→ ASSIGNMENT
Pick out each line of the records that includes the string "Estimate", and copy it.

○ ○ ○ ○ ○

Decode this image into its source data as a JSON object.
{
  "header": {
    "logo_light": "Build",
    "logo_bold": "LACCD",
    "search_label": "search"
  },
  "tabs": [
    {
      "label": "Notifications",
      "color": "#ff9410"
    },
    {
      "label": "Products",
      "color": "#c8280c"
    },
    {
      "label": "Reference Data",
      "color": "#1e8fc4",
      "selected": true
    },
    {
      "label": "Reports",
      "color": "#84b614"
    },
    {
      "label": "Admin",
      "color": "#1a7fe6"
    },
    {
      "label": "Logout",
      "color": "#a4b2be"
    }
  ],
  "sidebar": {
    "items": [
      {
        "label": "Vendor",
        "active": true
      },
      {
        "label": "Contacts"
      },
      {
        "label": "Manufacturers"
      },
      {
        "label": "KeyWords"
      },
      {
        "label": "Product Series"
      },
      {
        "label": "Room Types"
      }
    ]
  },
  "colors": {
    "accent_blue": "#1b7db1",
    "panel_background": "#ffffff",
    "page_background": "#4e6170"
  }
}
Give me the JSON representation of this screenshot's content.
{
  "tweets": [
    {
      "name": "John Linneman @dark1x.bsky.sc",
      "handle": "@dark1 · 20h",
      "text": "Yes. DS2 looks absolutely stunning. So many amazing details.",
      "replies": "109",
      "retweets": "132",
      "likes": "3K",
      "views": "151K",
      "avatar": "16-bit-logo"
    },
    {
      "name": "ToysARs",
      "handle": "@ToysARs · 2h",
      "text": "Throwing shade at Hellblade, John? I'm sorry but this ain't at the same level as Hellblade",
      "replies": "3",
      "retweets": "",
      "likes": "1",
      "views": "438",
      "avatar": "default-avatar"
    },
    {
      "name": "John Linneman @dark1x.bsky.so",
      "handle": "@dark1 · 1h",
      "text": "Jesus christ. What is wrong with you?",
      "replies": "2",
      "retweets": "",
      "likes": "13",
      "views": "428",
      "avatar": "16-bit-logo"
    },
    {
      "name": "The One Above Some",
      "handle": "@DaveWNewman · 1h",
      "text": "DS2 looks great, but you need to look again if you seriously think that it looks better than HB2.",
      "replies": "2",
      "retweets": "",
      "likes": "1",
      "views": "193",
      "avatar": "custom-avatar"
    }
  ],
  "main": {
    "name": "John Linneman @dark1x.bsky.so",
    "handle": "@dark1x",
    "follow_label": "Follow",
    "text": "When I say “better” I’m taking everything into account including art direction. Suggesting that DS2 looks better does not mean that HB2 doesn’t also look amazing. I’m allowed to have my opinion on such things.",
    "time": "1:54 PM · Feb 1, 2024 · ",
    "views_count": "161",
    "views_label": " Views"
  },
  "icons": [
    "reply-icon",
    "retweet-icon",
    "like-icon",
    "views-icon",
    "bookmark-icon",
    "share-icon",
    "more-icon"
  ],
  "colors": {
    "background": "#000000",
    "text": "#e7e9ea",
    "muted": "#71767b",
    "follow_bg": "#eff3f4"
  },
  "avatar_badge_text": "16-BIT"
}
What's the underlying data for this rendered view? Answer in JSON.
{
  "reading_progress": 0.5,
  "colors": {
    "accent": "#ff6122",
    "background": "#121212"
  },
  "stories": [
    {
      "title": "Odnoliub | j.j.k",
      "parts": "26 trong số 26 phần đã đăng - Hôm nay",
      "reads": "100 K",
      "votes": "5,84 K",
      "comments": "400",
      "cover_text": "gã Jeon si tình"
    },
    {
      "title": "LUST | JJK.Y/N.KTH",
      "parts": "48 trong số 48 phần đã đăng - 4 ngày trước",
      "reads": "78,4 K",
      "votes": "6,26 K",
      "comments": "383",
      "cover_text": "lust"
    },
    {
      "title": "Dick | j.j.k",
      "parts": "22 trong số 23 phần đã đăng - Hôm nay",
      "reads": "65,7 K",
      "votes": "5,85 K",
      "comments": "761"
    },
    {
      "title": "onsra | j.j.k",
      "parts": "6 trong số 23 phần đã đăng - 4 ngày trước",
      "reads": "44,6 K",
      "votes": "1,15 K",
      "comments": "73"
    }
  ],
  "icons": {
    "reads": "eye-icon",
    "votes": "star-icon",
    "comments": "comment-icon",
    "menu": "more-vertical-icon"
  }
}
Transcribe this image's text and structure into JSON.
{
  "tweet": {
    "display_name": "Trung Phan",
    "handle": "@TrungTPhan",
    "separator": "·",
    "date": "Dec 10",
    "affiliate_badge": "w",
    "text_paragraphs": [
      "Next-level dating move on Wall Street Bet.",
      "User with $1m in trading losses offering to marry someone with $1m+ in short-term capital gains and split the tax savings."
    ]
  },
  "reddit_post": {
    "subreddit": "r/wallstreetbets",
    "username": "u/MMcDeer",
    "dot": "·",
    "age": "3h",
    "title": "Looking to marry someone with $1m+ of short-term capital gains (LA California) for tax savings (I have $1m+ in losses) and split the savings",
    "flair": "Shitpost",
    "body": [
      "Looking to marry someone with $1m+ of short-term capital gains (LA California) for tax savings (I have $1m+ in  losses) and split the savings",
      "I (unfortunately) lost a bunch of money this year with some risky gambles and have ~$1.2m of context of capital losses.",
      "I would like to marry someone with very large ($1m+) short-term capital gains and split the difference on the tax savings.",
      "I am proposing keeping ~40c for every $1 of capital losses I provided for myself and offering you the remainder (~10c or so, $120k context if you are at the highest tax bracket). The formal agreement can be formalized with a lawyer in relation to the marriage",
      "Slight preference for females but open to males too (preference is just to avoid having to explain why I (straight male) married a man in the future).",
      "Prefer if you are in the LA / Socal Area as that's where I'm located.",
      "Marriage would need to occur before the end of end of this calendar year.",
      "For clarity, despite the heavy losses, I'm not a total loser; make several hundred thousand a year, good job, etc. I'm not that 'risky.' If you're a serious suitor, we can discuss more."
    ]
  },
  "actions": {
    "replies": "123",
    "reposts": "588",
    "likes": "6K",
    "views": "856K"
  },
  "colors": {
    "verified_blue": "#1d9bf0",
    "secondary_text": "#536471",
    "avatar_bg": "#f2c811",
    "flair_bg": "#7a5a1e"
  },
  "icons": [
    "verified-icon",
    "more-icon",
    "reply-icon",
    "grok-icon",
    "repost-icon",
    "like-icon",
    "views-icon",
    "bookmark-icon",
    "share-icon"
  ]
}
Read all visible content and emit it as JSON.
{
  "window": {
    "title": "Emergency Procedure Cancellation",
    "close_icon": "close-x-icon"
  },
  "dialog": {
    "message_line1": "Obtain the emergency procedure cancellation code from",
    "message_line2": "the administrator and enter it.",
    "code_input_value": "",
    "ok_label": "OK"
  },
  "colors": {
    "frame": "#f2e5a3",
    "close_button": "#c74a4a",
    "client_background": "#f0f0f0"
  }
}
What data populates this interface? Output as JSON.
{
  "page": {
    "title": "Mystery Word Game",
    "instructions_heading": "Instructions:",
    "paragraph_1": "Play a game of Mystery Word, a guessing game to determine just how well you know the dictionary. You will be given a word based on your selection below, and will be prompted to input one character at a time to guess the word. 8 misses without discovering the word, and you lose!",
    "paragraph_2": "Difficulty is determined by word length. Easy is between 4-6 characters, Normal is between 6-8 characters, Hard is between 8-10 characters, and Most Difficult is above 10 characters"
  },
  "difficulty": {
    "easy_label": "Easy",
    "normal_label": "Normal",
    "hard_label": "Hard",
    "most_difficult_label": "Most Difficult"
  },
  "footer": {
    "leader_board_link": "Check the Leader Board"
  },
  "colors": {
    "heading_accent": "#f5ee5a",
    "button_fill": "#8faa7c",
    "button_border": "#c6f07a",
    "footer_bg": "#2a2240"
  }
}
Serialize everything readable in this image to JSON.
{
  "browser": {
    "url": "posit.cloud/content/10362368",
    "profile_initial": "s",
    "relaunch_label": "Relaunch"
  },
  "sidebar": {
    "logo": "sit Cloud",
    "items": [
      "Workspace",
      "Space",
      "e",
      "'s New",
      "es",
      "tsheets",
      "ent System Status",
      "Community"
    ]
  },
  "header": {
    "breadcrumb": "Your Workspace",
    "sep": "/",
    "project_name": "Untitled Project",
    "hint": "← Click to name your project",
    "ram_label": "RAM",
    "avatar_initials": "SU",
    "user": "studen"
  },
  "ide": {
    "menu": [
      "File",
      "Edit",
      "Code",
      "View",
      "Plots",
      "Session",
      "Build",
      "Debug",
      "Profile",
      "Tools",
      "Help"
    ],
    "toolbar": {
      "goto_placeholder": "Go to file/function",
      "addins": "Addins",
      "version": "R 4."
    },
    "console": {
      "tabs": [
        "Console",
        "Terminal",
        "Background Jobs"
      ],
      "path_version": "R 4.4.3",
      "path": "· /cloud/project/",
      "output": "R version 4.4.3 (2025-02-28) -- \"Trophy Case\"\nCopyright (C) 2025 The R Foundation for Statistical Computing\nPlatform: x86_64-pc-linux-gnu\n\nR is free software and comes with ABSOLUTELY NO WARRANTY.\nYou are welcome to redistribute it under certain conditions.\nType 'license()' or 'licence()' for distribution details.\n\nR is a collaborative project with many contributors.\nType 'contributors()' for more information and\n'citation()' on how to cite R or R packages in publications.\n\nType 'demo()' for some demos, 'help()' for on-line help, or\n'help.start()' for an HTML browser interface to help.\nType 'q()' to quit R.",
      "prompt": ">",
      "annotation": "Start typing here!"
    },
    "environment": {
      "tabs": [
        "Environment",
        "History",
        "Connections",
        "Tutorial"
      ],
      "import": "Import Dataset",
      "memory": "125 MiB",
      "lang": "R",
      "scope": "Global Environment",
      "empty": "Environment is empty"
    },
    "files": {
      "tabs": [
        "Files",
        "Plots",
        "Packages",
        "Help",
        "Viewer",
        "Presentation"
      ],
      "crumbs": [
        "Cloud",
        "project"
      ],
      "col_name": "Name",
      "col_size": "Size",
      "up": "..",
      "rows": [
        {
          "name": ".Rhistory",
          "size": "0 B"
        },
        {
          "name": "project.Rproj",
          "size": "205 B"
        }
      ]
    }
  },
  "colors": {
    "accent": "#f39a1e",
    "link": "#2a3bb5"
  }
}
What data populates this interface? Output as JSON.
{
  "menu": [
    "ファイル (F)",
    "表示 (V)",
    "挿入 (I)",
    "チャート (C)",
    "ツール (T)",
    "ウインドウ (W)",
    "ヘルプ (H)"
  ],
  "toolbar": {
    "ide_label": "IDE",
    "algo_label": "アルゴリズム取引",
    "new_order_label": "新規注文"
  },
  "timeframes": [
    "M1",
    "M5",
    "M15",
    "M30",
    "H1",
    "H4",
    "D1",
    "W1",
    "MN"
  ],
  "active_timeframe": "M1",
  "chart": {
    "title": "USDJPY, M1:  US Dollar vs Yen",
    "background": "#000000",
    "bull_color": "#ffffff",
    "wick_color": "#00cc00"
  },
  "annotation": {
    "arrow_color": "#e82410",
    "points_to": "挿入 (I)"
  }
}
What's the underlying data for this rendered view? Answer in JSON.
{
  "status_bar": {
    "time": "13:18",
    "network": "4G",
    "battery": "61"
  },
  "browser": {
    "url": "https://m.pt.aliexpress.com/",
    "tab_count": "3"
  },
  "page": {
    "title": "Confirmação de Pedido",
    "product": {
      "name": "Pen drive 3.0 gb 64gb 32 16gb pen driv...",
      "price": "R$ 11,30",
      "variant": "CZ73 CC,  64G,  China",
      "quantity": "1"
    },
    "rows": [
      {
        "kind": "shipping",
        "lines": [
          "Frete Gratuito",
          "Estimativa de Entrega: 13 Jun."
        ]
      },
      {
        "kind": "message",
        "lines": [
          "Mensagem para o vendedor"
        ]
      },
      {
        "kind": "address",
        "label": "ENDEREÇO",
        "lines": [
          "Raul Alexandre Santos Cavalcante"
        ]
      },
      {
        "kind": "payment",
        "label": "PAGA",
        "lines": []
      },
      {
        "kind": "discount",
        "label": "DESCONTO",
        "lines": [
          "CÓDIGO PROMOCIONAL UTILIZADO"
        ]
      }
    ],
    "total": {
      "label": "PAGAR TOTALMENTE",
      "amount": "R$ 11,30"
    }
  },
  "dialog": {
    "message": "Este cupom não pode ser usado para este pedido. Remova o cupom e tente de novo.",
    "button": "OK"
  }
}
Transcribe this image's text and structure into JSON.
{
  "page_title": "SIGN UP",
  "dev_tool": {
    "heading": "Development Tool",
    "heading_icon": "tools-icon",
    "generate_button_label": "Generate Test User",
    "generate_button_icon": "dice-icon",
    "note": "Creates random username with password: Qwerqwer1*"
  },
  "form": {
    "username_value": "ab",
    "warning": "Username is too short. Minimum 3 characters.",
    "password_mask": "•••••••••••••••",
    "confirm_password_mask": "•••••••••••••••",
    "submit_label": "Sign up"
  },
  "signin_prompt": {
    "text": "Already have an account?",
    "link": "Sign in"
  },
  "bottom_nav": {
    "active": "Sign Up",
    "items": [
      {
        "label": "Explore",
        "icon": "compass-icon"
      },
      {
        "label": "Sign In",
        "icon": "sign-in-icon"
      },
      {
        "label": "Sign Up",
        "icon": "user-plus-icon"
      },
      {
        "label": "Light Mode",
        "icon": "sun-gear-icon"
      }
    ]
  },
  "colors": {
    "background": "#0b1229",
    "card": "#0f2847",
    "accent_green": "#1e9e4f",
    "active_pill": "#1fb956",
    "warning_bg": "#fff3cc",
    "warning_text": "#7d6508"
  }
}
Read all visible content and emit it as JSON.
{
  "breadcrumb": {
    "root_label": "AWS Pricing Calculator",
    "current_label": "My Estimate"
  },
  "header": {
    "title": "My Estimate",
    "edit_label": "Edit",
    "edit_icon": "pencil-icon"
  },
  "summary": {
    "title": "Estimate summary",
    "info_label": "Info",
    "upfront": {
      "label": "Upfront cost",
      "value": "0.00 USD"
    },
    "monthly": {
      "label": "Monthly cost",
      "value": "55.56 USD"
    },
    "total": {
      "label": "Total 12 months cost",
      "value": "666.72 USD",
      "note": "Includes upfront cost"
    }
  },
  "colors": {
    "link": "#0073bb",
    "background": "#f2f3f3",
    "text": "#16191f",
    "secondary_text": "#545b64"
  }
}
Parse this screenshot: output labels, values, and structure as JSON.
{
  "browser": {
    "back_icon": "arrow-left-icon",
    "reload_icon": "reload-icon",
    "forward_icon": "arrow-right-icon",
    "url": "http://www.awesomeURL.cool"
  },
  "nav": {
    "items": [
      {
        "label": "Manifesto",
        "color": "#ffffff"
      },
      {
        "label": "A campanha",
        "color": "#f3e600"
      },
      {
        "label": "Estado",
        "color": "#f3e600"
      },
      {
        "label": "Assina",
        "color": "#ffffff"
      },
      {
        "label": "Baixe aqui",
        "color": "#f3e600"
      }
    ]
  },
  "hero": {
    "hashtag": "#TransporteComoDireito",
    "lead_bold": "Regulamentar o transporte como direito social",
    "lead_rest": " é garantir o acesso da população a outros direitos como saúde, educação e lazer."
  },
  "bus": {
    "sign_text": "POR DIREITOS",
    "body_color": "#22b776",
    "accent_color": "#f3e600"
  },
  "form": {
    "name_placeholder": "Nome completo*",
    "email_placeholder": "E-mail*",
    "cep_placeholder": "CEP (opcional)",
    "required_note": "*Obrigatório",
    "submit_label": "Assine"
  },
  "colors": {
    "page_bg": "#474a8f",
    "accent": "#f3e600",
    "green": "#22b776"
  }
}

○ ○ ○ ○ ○

→ SOLVED PROBLEM
    "current_label": "My Estimate"
    "title": "My Estimate",
    "title": "Estimate summary",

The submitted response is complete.